(MATERIAL PROVIDED)
○ ○ ○ ○ ○ ○ ○
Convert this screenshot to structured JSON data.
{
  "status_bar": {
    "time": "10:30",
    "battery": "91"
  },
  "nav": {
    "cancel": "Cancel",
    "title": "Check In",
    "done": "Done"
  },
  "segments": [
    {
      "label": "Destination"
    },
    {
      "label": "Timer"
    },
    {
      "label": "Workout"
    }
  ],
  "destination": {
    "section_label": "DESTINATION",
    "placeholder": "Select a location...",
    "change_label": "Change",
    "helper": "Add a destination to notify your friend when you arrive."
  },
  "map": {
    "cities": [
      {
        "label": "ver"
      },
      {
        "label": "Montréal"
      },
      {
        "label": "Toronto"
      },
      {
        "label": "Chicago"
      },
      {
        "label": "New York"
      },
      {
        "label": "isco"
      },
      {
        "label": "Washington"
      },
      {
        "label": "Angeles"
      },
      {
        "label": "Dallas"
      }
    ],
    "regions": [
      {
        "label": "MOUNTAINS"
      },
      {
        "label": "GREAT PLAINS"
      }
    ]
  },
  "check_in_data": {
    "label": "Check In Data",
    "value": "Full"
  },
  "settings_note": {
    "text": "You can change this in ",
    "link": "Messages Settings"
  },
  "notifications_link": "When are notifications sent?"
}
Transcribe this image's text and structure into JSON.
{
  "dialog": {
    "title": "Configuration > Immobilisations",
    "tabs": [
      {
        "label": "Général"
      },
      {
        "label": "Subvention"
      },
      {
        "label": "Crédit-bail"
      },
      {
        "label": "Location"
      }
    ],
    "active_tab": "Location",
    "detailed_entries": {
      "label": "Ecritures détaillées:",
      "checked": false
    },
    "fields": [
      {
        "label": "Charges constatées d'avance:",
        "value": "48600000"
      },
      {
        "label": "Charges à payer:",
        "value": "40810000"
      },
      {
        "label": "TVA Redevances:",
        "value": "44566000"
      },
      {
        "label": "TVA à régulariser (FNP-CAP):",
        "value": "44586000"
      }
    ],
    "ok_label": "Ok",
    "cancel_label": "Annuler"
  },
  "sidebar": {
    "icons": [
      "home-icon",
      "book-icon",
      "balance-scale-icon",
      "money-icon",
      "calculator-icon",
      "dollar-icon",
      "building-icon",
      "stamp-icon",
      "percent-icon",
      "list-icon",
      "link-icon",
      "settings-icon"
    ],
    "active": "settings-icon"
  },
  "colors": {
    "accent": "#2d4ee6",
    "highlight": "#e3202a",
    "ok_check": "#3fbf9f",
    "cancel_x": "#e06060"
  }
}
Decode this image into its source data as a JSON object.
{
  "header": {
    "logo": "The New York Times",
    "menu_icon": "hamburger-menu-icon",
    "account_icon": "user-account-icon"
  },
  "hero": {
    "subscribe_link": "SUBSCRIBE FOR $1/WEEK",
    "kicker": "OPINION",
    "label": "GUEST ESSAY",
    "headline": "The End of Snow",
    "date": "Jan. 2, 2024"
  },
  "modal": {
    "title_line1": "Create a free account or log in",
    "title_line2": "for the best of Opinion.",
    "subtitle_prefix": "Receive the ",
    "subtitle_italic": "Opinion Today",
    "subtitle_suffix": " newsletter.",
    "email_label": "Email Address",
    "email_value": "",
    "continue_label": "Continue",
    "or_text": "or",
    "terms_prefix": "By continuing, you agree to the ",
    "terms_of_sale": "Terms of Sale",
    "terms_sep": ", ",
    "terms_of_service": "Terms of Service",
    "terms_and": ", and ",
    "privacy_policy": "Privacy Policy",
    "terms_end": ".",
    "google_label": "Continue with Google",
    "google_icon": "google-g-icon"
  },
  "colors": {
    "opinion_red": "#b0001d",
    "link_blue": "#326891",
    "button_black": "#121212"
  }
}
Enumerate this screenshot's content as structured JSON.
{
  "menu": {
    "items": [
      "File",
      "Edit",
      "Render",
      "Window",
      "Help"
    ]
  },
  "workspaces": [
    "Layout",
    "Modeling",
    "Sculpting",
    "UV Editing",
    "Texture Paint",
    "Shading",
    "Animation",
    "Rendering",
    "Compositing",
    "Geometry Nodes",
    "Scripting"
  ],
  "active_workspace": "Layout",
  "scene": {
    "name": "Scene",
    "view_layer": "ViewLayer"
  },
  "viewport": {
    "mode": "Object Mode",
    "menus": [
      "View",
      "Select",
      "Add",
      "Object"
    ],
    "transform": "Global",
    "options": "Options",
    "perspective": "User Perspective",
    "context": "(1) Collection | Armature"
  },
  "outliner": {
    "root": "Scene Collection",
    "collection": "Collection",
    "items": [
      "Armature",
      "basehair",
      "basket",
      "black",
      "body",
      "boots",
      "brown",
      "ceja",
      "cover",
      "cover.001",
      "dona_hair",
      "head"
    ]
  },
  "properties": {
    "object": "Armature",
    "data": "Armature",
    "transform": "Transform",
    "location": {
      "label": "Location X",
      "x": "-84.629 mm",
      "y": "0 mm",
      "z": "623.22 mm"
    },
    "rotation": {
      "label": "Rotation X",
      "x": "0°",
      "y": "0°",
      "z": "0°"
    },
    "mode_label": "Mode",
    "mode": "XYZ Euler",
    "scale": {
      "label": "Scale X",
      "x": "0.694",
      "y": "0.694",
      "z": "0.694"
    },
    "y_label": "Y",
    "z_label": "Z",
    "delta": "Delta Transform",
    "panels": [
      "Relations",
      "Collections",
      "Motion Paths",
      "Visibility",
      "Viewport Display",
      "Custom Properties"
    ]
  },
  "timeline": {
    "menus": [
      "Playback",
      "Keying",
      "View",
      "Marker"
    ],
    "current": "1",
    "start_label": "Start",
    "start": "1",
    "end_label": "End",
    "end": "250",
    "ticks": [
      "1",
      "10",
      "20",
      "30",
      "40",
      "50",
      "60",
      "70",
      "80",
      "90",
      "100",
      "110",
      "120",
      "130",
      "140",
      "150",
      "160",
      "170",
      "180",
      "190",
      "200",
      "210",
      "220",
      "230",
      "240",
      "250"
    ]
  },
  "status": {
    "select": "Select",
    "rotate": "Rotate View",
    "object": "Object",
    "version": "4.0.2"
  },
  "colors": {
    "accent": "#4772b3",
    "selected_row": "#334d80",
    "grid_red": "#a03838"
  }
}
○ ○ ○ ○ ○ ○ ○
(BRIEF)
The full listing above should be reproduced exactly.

(OUTPUT OF THE TASK)
Convert this screenshot to structured JSON data.
{
  "status_bar": {
    "time": "10:30",
    "battery": "91"
  },
  "nav": {
    "cancel": "Cancel",
    "title": "Check In",
    "done": "Done"
  },
  "segments": [
    {
      "label": "Destination"
    },
    {
      "label": "Timer"
    },
    {
      "label": "Workout"
    }
  ],
  "destination": {
    "section_label": "DESTINATION",
    "placeholder": "Select a location...",
    "change_label": "Change",
    "helper": "Add a destination to notify your friend when you arrive."
  },
  "map": {
    "cities": [
      {
        "label": "ver"
      },
      {
        "label": "Montréal"
      },
      {
        "label": "Toronto"
      },
      {
        "label": "Chicago"
      },
      {
        "label": "New York"
      },
      {
        "label": "isco"
      },
      {
        "label": "Washington"
      },
      {
        "label": "Angeles"
      },
      {
        "label": "Dallas"
      }
    ],
    "regions": [
      {
        "label": "MOUNTAINS"
      },
      {
        "label": "GREAT PLAINS"
      }
    ]
  },
  "check_in_data": {
    "label": "Check In Data",
    "value": "Full"
  },
  "settings_note": {
    "text": "You can change this in ",
    "link": "Messages Settings"
  },
  "notifications_link": "When are notifications sent?"
}
Transcribe this image's text and structure into JSON.
{
  "dialog": {
    "title": "Configuration > Immobilisations",
    "tabs": [
      {
        "label": "Général"
      },
      {
        "label": "Subvention"
      },
      {
        "label": "Crédit-bail"
      },
      {
        "label": "Location"
      }
    ],
    "active_tab": "Location",
    "detailed_entries": {
      "label": "Ecritures détaillées:",
      "checked": false
    },
    "fields": [
      {
        "label": "Charges constatées d'avance:",
        "value": "48600000"
      },
      {
        "label": "Charges à payer:",
        "value": "40810000"
      },
      {
        "label": "TVA Redevances:",
        "value": "44566000"
      },
      {
        "label": "TVA à régulariser (FNP-CAP):",
        "value": "44586000"
      }
    ],
    "ok_label": "Ok",
    "cancel_label": "Annuler"
  },
  "sidebar": {
    "icons": [
      "home-icon",
      "book-icon",
      "balance-scale-icon",
      "money-icon",
      "calculator-icon",
      "dollar-icon",
      "building-icon",
      "stamp-icon",
      "percent-icon",
      "list-icon",
      "link-icon",
      "settings-icon"
    ],
    "active": "settings-icon"
  },
  "colors": {
    "accent": "#2d4ee6",
    "highlight": "#e3202a",
    "ok_check": "#3fbf9f",
    "cancel_x": "#e06060"
  }
}
Decode this image into its source data as a JSON object.
{
  "header": {
    "logo": "The New York Times",
    "menu_icon": "hamburger-menu-icon",
    "account_icon": "user-account-icon"
  },
  "hero": {
    "subscribe_link": "SUBSCRIBE FOR $1/WEEK",
    "kicker": "OPINION",
    "label": "GUEST ESSAY",
    "headline": "The End of Snow",
    "date": "Jan. 2, 2024"
  },
  "modal": {
    "title_line1": "Create a free account or log in",
    "title_line2": "for the best of Opinion.",
    "subtitle_prefix": "Receive the ",
    "subtitle_italic": "Opinion Today",
    "subtitle_suffix": " newsletter.",
    "email_label": "Email Address",
    "email_value": "",
    "continue_label": "Continue",
    "or_text": "or",
    "terms_prefix": "By continuing, you agree to the ",
    "terms_of_sale": "Terms of Sale",
    "terms_sep": ", ",
    "terms_of_service": "Terms of Service",
    "terms_and": ", and ",
    "privacy_policy": "Privacy Policy",
    "terms_end": ".",
    "google_label": "Continue with Google",
    "google_icon": "google-g-icon"
  },
  "colors": {
    "opinion_red": "#b0001d",
    "link_blue": "#326891",
    "button_black": "#121212"
  }
}
Enumerate this screenshot's content as structured JSON.
{
  "menu": {
    "items": [
      "File",
      "Edit",
      "Render",
      "Window",
      "Help"
    ]
  },
  "workspaces": [
    "Layout",
    "Modeling",
    "Sculpting",
    "UV Editing",
    "Texture Paint",
    "Shading",
    "Animation",
    "Rendering",
    "Compositing",
    "Geometry Nodes",
    "Scripting"
  ],
  "active_workspace": "Layout",
  "scene": {
    "name": "Scene",
    "view_layer": "ViewLayer"
  },
  "viewport": {
    "mode": "Object Mode",
    "menus": [
      "View",
      "Select",
      "Add",
      "Object"
    ],
    "transform": "Global",
    "options": "Options",
    "perspective": "User Perspective",
    "context": "(1) Collection | Armature"
  },
  "outliner": {
    "root": "Scene Collection",
    "collection": "Collection",
    "items": [
      "Armature",
      "basehair",
      "basket",
      "black",
      "body",
      "boots",
      "brown",
      "ceja",
      "cover",
      "cover.001",
      "dona_hair",
      "head"
    ]
  },
  "properties": {
    "object": "Armature",
    "data": "Armature",
    "transform": "Transform",
    "location": {
      "label": "Location X",
      "x": "-84.629 mm",
      "y": "0 mm",
      "z": "623.22 mm"
    },
    "rotation": {
      "label": "Rotation X",
      "x": "0°",
      "y": "0°",
      "z": "0°"
    },
    "mode_label": "Mode",
    "mode": "XYZ Euler",
    "scale": {
      "label": "Scale X",
      "x": "0.694",
      "y": "0.694",
      "z": "0.694"
    },
    "y_label": "Y",
    "z_label": "Z",
    "delta": "Delta Transform",
    "panels": [
      "Relations",
      "Collections",
      "Motion Paths",
      "Visibility",
      "Viewport Display",
      "Custom Properties"
    ]
  },
  "timeline": {
    "menus": [
      "Playback",
      "Keying",
      "View",
      "Marker"
    ],
    "current": "1",
    "start_label": "Start",
    "start": "1",
    "end_label": "End",
    "end": "250",
    "ticks": [
      "1",
      "10",
      "20",
      "30",
      "40",
      "50",
      "60",
      "70",
      "80",
      "90",
      "100",
      "110",
      "120",
      "130",
      "140",
      "150",
      "160",
      "170",
      "180",
      "190",
      "200",
      "210",
      "220",
      "230",
      "240",
      "250"
    ]
  },
  "status": {
    "select": "Select",
    "rotate": "Rotate View",
    "object": "Object",
    "version": "4.0.2"
  },
  "colors": {
    "accent": "#4772b3",
    "selected_row": "#334d80",
    "grid_red": "#a03838"
  }
}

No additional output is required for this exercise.